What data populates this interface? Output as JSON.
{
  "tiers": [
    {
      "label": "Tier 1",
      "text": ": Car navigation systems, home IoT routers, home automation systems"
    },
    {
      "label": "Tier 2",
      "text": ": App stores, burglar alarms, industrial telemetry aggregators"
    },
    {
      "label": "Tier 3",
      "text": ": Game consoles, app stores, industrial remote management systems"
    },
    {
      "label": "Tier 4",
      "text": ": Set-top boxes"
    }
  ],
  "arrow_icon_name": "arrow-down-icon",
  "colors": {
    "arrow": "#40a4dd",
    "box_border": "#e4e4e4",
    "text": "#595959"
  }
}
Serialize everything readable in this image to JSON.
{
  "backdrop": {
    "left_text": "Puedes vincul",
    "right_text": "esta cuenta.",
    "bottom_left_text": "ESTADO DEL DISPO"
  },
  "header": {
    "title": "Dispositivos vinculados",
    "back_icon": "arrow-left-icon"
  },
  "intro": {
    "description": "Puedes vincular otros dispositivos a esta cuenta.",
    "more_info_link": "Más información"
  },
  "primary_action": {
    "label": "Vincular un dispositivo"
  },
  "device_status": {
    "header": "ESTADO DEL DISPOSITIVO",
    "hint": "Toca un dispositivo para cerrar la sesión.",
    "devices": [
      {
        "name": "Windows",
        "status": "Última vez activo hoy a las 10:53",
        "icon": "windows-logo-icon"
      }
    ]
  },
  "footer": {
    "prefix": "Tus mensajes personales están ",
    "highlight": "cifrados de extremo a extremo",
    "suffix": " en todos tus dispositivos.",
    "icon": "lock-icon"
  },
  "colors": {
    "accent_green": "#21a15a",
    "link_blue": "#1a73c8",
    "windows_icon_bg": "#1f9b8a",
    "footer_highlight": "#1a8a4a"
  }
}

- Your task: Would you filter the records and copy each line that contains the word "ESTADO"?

- Solved problem:
    "bottom_left_text": "ESTADO DEL DISPO"
    "header": "ESTADO DEL DISPOSITIVO",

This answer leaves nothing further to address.